WHAT THIS TASK INVOLVES:
Examine each line of the data. Copy those that contain the string "label".

ENTRIES SUPPLIED:

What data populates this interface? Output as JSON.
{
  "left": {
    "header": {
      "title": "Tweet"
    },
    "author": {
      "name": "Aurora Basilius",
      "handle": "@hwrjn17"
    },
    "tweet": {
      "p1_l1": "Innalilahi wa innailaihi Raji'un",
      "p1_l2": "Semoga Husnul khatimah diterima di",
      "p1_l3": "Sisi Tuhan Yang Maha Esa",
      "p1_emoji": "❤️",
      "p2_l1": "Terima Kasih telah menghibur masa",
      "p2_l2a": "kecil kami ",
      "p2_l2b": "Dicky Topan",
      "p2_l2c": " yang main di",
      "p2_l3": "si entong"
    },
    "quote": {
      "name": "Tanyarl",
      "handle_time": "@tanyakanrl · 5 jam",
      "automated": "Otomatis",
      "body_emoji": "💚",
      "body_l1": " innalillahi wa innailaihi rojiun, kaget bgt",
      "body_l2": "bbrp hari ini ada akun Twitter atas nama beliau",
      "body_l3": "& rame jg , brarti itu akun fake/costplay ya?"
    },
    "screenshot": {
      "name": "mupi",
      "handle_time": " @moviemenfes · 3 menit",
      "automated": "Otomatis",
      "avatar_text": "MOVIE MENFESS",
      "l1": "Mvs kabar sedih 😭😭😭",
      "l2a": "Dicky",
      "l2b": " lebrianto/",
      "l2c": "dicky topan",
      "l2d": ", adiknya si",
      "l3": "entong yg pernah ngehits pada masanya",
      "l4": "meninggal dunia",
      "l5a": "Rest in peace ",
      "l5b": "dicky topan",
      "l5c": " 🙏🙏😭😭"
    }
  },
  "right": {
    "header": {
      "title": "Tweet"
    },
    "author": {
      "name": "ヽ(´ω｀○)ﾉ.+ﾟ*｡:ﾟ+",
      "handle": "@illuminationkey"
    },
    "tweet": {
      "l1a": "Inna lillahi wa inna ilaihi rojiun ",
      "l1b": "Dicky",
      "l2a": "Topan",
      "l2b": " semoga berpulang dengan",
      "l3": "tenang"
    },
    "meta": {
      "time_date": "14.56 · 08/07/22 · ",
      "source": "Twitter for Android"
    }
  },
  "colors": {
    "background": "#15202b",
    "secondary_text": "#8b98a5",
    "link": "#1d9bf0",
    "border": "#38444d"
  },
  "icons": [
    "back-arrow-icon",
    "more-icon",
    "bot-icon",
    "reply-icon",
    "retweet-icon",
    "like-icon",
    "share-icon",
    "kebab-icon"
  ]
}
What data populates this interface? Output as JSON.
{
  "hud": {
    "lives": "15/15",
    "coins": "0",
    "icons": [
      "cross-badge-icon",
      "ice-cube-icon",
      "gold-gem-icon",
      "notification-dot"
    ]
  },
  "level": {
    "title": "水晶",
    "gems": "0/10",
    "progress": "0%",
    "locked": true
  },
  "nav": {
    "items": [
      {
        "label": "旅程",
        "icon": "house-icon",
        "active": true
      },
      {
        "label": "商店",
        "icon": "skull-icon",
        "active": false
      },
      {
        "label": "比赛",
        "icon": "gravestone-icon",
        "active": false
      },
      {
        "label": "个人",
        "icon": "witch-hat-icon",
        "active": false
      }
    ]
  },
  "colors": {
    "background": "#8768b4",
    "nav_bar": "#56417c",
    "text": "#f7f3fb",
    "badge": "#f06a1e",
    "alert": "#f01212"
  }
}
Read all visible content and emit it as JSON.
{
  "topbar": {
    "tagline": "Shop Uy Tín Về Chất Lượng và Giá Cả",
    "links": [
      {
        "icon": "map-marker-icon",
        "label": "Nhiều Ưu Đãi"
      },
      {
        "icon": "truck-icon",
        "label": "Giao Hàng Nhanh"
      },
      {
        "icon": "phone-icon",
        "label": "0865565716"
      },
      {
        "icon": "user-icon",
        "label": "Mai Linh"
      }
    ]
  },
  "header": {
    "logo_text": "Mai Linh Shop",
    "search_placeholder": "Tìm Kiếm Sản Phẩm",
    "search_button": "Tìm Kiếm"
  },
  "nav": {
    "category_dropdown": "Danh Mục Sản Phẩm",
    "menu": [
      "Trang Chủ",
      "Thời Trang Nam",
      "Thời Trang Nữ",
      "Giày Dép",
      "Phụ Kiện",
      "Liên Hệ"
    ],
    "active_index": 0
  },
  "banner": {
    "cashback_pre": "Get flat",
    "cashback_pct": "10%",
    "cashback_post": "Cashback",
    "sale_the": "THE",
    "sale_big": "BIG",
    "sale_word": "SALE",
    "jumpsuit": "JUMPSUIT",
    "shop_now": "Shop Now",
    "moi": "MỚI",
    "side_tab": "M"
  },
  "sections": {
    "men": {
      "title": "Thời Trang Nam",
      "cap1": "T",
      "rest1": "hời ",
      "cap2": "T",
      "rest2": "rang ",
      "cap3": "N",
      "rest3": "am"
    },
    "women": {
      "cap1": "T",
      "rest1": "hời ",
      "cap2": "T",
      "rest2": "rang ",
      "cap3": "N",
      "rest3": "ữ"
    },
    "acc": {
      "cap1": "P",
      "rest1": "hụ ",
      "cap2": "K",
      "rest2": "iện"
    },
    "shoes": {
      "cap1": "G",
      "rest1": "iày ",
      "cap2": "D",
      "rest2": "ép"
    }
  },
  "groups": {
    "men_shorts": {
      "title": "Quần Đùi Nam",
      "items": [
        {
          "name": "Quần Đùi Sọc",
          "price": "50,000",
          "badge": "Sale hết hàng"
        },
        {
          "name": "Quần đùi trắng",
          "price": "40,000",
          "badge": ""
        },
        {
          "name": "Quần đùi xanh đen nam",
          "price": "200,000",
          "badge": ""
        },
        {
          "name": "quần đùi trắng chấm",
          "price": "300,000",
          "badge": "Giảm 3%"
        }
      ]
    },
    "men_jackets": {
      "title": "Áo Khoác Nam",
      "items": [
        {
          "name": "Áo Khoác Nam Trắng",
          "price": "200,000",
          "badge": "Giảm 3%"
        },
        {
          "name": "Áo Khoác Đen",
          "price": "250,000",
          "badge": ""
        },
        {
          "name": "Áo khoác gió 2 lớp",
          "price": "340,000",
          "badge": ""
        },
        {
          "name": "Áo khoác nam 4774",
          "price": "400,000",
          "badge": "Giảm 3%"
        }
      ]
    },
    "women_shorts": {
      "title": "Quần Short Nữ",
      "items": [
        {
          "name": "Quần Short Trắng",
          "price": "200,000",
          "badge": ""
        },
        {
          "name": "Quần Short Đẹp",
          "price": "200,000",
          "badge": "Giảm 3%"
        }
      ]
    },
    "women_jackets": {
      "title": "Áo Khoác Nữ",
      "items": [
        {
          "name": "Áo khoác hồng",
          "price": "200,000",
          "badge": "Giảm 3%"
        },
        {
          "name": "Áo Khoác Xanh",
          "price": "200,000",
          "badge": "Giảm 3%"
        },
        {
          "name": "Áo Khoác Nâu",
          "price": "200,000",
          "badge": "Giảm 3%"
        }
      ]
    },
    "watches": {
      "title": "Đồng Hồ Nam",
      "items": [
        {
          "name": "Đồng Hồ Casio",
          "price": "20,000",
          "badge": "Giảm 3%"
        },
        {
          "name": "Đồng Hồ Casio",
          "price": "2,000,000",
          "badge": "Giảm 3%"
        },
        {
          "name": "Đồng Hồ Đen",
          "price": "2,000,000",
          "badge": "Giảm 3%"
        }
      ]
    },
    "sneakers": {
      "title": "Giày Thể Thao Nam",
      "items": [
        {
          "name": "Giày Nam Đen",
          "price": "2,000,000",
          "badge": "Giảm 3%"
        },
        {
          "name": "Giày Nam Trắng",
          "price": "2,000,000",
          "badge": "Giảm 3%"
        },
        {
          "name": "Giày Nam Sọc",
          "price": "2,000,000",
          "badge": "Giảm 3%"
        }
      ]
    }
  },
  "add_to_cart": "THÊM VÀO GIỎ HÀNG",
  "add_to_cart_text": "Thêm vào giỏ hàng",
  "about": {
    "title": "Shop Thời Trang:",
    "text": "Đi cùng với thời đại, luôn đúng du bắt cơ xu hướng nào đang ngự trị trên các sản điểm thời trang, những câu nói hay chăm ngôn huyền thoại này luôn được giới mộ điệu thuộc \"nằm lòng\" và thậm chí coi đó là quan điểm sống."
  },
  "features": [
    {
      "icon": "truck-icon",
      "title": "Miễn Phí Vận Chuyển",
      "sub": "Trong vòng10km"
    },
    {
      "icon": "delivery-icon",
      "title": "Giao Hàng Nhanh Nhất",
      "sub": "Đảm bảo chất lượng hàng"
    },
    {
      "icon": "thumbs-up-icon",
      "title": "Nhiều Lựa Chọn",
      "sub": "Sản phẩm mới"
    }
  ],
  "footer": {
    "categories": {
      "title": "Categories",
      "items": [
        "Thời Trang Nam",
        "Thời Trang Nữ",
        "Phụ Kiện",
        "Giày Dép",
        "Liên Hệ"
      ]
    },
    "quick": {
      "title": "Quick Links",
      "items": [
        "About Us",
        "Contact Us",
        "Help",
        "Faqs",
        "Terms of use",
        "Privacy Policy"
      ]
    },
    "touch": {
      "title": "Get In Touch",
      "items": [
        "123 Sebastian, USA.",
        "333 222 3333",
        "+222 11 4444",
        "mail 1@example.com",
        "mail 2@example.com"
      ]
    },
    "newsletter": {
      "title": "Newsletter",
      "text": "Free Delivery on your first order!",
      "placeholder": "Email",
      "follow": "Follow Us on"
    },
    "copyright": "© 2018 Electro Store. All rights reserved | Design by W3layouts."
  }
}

ANSWER FOR THE TASK:
        "label": "旅程",
        "label": "商店",
        "label": "比赛",
        "label": "个人",
        "label": "Nhiều Ưu Đãi"
        "label": "Giao Hàng Nhanh"
        "label": "0865565716"
        "label": "Mai Linh"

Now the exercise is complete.